Copper rises on supply risks and softening dollar
Copper prices rose on Tuesday, as supply risks flagged by major producers offset demand concerns, while a softening dollar made the metal cheaper for holders of other currencies.
Three-month copper on the London Metal Exchange CMCU3 rose 1.5% to $7,591 a tonne by 0356 GMT, while the most-traded September copper contract on the Shanghai Futures Exchange SCFcv1 advanced 2.1% to 58,350 yuan ($8,640.86) a tonne.
The dollar slipped for a fourth straight session as traders waited on a rate hike decision from the U.S. Federal Reserve and for any clues about whether hints of a slowing economy will prompt a shift away from its focus on inflation.
Chinese miner MMG Ltd 1208.HK said on Monday it had suspended its copper production targets for the year following a 60% output drop due to a long protest at its Las Bambas mine in Peru, which significantly disrupted operations.
Last week, miners Vale SA VALE3.SA and Antofagasta Plc ANTO.L cut their 2022 copper production outlook.
“These miners … have been struggling to meet the bottom end of their guidance ranges and in some cases lowering below.

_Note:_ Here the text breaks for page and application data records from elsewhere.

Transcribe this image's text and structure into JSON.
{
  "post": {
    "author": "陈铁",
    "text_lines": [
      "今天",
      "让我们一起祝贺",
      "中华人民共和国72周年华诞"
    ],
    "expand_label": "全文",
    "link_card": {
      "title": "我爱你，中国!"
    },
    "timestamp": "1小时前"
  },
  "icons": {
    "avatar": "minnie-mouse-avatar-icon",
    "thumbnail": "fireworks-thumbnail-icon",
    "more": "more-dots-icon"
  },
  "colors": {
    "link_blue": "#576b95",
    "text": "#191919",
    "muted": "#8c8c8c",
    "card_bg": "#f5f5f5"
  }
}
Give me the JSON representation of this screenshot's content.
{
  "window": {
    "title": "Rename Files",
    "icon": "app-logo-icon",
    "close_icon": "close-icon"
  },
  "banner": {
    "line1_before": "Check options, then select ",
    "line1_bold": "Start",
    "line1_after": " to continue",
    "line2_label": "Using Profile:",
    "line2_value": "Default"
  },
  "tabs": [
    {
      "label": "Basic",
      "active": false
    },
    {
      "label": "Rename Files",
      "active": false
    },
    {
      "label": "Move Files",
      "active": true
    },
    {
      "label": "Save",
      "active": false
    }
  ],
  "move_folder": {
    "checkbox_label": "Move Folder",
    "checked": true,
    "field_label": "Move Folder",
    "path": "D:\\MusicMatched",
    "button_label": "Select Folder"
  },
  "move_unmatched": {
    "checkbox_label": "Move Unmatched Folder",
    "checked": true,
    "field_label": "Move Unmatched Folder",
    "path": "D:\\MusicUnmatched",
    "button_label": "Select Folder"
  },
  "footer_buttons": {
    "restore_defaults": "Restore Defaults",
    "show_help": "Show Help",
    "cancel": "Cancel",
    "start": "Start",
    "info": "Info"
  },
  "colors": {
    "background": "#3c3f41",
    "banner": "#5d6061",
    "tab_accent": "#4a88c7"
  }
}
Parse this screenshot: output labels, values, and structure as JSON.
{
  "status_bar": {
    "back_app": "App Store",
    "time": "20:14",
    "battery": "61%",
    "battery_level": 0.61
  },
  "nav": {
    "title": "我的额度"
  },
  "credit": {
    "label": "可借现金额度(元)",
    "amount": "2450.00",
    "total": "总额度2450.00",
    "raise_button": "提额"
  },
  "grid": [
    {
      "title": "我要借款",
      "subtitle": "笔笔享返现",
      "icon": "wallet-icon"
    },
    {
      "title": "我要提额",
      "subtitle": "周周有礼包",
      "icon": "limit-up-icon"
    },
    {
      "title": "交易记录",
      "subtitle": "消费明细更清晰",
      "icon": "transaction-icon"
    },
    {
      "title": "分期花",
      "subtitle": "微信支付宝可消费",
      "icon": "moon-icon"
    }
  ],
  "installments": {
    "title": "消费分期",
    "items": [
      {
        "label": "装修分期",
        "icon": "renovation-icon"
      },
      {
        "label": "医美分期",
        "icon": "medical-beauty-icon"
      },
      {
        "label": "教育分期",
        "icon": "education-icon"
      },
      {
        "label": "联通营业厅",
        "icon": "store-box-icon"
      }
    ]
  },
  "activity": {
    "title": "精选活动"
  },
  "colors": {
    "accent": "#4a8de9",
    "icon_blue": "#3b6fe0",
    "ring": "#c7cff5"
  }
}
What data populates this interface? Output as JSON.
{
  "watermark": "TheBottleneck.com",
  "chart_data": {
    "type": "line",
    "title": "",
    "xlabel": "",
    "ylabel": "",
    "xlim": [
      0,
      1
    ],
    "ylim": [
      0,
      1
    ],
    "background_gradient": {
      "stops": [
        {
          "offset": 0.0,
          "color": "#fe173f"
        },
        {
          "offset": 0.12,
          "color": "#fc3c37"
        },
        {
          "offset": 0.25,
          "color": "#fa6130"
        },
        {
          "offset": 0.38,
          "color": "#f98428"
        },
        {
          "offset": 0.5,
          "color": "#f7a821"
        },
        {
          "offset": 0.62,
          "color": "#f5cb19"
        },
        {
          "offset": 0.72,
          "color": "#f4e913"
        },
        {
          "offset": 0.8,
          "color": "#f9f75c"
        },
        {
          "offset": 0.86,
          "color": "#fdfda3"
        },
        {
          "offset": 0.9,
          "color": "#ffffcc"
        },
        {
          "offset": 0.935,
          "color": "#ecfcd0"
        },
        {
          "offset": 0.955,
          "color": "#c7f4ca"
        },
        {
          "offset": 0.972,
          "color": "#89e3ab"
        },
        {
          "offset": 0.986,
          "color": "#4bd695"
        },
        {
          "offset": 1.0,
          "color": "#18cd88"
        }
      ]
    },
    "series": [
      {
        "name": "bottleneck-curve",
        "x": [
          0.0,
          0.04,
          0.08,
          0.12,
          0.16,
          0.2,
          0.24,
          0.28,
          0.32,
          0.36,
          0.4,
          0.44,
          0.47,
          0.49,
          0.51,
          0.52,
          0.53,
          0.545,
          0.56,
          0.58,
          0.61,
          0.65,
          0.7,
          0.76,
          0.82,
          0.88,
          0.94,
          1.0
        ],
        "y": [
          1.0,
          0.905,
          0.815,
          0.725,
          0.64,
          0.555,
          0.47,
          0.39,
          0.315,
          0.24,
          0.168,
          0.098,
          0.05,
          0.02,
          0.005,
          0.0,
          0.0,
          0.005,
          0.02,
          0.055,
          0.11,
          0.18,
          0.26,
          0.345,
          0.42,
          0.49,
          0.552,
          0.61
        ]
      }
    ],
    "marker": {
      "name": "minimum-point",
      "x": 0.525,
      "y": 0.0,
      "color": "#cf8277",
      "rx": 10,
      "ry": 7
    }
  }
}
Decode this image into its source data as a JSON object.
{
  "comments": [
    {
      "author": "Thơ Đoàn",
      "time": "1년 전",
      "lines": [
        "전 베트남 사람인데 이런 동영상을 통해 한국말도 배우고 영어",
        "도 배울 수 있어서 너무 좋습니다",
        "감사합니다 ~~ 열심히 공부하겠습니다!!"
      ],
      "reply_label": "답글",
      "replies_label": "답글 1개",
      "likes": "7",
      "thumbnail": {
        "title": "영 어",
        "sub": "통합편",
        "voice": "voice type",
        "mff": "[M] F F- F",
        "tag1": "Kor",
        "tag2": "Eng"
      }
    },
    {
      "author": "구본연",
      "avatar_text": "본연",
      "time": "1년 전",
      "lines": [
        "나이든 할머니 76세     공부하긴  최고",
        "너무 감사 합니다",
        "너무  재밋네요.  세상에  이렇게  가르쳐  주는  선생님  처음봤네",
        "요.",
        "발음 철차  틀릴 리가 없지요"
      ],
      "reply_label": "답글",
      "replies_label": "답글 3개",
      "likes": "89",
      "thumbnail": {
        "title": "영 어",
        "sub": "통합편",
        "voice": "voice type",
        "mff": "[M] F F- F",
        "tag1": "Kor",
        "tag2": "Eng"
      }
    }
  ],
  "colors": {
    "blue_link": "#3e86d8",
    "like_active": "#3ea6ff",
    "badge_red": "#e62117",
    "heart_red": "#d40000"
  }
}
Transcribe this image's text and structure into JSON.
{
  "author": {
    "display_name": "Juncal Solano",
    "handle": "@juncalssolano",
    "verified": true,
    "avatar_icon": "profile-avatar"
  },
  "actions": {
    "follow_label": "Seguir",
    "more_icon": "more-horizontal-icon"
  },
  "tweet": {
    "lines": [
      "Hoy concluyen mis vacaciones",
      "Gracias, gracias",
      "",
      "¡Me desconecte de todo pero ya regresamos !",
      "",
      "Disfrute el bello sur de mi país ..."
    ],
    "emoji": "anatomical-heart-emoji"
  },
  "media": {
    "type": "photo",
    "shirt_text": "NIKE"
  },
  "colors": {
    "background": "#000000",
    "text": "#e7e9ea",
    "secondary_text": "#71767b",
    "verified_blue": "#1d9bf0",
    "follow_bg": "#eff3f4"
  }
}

That’s providing some offset to the slowing demand growth,” said CRU analyst Craig Lang.
Metals prices have been plagued by weak demand in top consumer China due to COVID-19 outbreaks and fears of a global economic slowdown as central banks seek to hike interest rates to control high inflation.
Despite Tuesday’s rise, prices of copper, often used as a gauge of global economic health, have dropped 30% since hitting a record high of $10,845 a tonne in March.
LME aluminium CMAL3 rose 0.9% to $2,431 a tonne, LME zinc CMZN3 increased 1.4% to $3,026 a tonne, ShFE nickel SNIcv1 climbed 4.3% to 170,910 yuan a tonne, and ShFE tin SSNcv1 jumped 2.5% to 197,960 yuan a tonne.
Meanwhile, dozens of non-governmental organisations have sent a letter to Tesla Inc TSLA.O Chief Executive Elon Musk to not invest in the nickel industry in Indonesia, the world’s biggest producer of the metal, on environmental concerns.
Source: Reuters (Reporting by Mai Nguyen in Hanoi; Editing by Shounak Dasgupta and Subhranshu Sahu)